Davis’ previous experience also comes into play, as he explained he used to work with another graph vendor: “Graph queries have always been useful, but a lot of the time they were frustratingly slow. I used to issue a query, then take the dog out for a walk, because I knew it would take a while,” he went on to add.
What changed things was coming across GraphBLAS. GraphBLAS, started by Tim Davis in Texas A&M University, is a way of writing graph algorithms using the “language” of linear algebra. There is a GraphBLAS community, and this is also how Redis Labs came to be aware of GraphBLAS, and realized how well it could fit in Redis, as per Davis.
So, how fast is RedisGraph? Super fast, according to Redis Labs. This design allows use cases like social graph operation, fraud detection, and real-time recommendation to be executed 10x to 600x faster than any other graph database, as per the benchmarks performed by Redis Labs. Of course, the usual vendor benchmark caveat applies here too: other vendors have different opinions.
Open-source community and licensing
Still, if RedisGraph is as blazing fast as they say, is it being adopted like crazy? Well, not exactly. Again, as Davis put it, it’s not like users came to Redis Labs asking to add graph capabilities. It was more like someone starting hacking something away in a hackathon, Redis Labs people taking note, and bringing the person and the capabilities onboard. RedisGraph is today a source-available module of Redis, not an open-source one.
Not having complete graph query language coverage, and not putting a lot of emphasis marketing wise may have something to do with subpar adoption, too. However, there are people using it to build different applications, and this highlights an interesting point in terms of the way the Redis community works.
This scenario is rather common, according to Davis: community members start a side project, someone notices, and it gets adopted and added to the product. Then others may in turn use it, often in unexpected and creative ways.

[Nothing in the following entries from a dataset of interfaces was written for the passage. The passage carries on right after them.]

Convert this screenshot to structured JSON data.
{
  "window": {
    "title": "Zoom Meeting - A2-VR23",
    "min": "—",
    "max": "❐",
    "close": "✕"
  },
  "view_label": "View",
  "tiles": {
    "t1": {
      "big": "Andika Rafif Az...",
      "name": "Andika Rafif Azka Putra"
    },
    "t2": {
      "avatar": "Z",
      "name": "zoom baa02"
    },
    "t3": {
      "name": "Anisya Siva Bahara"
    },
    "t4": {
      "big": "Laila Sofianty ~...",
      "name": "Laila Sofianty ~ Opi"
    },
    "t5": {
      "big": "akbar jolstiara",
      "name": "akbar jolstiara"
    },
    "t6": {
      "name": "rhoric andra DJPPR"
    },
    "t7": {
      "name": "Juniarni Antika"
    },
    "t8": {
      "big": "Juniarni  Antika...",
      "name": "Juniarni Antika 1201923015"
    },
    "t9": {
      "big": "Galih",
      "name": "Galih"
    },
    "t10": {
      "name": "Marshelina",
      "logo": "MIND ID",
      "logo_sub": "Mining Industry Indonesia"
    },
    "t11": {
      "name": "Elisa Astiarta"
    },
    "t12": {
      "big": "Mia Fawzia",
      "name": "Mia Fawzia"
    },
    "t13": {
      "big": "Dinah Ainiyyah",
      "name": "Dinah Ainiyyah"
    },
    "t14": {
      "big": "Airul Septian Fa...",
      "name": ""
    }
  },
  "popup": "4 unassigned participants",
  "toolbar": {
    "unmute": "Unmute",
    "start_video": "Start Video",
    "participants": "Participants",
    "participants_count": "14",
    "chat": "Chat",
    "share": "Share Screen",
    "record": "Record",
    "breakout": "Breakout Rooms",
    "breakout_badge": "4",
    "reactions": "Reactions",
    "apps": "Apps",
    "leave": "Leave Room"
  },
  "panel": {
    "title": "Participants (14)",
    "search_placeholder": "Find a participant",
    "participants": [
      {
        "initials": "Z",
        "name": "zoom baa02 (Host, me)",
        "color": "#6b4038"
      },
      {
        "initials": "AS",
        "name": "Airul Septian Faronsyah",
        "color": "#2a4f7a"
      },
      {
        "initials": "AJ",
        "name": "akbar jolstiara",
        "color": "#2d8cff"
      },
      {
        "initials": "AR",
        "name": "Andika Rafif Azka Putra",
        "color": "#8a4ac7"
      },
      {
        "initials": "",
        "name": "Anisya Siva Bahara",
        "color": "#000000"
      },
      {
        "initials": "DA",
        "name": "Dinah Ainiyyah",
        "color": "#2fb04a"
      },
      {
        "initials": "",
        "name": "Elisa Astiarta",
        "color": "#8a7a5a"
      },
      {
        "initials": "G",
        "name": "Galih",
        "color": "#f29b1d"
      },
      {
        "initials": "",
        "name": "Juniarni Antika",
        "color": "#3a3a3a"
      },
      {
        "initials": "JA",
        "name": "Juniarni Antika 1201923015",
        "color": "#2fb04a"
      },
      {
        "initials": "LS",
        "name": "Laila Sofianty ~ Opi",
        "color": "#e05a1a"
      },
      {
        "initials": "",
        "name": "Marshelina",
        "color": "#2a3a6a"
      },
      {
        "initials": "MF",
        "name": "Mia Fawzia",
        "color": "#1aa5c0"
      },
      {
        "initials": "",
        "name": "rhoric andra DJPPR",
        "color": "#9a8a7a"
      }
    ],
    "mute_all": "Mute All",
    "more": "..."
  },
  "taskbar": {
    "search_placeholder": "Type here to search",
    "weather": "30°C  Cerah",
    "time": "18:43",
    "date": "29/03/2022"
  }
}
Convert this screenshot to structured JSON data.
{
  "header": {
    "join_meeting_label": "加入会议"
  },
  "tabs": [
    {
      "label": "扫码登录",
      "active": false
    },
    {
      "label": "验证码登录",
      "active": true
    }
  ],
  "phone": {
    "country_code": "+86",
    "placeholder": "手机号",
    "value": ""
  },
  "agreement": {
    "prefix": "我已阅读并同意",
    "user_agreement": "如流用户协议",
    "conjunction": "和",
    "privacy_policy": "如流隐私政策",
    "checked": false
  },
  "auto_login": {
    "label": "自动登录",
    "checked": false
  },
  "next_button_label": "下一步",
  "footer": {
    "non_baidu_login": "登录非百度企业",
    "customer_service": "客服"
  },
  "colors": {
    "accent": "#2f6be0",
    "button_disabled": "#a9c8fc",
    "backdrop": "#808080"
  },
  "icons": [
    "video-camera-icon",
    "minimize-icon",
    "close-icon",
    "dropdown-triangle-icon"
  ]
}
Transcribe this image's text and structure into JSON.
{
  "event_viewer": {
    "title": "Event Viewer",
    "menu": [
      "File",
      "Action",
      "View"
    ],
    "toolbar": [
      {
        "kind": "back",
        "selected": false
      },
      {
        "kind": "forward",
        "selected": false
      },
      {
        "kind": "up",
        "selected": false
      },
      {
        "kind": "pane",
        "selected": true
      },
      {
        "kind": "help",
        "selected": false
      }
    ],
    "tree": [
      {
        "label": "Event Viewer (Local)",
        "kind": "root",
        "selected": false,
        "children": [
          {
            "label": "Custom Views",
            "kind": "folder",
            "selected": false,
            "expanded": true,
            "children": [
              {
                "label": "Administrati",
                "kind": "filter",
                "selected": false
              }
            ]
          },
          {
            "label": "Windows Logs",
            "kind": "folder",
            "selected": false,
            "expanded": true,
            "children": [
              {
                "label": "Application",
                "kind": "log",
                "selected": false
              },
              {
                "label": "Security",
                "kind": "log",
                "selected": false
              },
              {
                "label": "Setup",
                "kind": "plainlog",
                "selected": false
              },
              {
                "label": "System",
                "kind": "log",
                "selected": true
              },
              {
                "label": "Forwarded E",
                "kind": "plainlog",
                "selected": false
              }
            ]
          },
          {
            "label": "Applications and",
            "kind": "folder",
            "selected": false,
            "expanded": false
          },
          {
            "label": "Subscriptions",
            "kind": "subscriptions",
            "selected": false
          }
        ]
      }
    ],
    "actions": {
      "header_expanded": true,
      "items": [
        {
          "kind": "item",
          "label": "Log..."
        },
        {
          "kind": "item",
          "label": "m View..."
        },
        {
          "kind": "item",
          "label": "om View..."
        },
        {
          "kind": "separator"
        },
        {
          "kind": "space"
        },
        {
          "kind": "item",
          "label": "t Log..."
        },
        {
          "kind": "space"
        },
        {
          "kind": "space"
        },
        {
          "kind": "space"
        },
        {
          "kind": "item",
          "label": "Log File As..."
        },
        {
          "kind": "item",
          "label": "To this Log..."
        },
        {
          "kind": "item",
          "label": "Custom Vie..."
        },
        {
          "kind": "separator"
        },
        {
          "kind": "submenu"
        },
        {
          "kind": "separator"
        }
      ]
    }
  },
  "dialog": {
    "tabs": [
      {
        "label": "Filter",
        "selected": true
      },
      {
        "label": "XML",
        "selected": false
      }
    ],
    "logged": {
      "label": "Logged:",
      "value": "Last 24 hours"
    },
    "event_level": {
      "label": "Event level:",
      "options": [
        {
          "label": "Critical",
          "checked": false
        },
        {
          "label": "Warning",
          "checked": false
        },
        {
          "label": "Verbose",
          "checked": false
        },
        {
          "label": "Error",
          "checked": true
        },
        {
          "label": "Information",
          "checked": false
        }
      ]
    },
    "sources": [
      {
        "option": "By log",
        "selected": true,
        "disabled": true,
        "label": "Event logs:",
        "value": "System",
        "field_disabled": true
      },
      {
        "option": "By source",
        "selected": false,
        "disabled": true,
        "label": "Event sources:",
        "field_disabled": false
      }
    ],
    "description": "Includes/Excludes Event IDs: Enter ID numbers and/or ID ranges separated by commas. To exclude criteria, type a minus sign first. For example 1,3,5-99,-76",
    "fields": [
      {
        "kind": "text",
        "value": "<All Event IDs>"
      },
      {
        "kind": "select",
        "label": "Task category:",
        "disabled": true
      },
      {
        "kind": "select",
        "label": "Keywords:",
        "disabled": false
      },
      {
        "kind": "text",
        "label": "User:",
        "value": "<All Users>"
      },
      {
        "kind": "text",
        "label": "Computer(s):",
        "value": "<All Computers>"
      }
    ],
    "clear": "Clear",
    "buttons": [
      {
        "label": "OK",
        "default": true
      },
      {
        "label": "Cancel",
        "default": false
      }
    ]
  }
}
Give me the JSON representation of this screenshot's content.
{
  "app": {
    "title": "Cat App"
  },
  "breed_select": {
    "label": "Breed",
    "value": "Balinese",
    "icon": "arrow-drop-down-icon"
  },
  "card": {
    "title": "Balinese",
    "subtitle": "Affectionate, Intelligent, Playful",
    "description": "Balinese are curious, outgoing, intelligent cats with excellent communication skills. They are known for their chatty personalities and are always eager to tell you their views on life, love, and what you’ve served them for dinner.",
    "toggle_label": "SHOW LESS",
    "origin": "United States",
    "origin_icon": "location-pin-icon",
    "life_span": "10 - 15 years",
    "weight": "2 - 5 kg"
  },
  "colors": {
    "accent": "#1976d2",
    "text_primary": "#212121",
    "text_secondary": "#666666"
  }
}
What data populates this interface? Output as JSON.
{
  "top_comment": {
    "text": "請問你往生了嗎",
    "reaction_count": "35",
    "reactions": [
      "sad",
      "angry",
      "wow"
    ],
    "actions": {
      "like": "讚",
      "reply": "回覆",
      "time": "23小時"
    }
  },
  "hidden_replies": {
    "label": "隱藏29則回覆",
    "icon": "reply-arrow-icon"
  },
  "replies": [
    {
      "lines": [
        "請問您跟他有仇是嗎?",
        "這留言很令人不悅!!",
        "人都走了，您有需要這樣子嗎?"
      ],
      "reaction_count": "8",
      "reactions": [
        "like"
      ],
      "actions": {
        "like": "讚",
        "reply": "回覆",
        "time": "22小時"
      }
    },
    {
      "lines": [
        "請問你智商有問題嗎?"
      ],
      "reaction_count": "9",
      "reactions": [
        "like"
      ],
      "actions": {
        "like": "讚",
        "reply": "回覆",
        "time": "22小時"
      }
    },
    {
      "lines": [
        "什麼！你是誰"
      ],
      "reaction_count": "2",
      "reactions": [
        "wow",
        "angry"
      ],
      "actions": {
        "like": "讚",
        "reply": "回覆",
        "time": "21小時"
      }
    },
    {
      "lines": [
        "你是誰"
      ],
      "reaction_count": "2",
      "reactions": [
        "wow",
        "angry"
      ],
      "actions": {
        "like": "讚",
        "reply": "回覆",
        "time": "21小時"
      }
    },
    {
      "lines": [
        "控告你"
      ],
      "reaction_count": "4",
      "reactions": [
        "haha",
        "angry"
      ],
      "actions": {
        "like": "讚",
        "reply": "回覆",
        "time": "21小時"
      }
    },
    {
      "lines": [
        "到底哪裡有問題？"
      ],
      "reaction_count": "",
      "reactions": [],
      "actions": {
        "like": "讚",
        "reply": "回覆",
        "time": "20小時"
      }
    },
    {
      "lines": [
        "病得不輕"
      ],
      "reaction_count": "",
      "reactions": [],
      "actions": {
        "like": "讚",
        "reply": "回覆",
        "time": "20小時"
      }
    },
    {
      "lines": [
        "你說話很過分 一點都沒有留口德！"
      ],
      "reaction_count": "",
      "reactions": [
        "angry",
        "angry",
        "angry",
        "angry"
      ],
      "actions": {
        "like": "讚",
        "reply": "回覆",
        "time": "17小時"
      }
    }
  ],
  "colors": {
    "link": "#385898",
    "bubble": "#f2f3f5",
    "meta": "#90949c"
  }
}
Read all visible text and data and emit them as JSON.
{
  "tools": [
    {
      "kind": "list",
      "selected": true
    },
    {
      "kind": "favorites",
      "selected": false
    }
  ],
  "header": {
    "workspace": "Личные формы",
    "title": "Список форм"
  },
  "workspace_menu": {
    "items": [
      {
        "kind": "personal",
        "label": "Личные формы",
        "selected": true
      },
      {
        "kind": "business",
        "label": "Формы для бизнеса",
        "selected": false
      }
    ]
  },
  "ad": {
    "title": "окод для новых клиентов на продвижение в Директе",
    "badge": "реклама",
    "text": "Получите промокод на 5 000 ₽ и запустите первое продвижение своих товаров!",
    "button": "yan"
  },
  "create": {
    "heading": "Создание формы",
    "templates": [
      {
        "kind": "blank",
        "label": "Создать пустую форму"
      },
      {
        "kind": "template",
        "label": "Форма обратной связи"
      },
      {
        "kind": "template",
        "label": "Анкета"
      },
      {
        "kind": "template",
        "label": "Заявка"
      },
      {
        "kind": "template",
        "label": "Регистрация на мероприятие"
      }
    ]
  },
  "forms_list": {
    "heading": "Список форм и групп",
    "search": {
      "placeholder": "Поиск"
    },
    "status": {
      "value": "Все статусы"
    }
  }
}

The core product, and the strategic directions, however, largely remain the responsibility of Salvatore Sanfilippo, Redis’ creator.
Davis described this as a benevolent dictatorship, although he added that Sanfilippo listens to the community a lot, and his thinking does evolve over time as a result. So although this may not be as much of a single-vendor open source community as others out there, it’s still dominated by the vendor, in this case Redis Labs.
Now, with all this open-source community talk, the natural way to wrap up the conversation was to inquire about Redis Labs plans in terms of licensing and strategy. Although we are sympathetic to what Redis Labs said they wanted to achieve with the license they introduced, we cannot help but acknowledge the issues it seems to have caused.
Our question to Howard Ting, Redis Labs CMO, was this: didn’t you see this coming? And if you did, how come you did not try to put forward an alliance with other open-source vendors, to enter a conversation with the Open Source Initiative? In our opinion, this could have helped prevent controversy and confusion in the community.
The gist of Ting’s answer was that Redis Labs believe the OSI will revise their views about what constitutes an open-source license. All things new are met with some resistance, which is particularly true for long-established institutions.
Add to this the somewhat ideological approach to open source by many people involved, and the different, often conflicting, business models that underlie different licenses, and the reasons for the flat-out rejection of new licensing schemes become clearer to understand.
Ting expressed willingness to engage in conversation, and said they have listened to input and made changes to their approach. He also expressed conviction that the new licenses will eventually come to be accepted. While we have no vested interest in any vendor, we think this is a conversation that needs to be had, and hope to see the open-source community moving forward.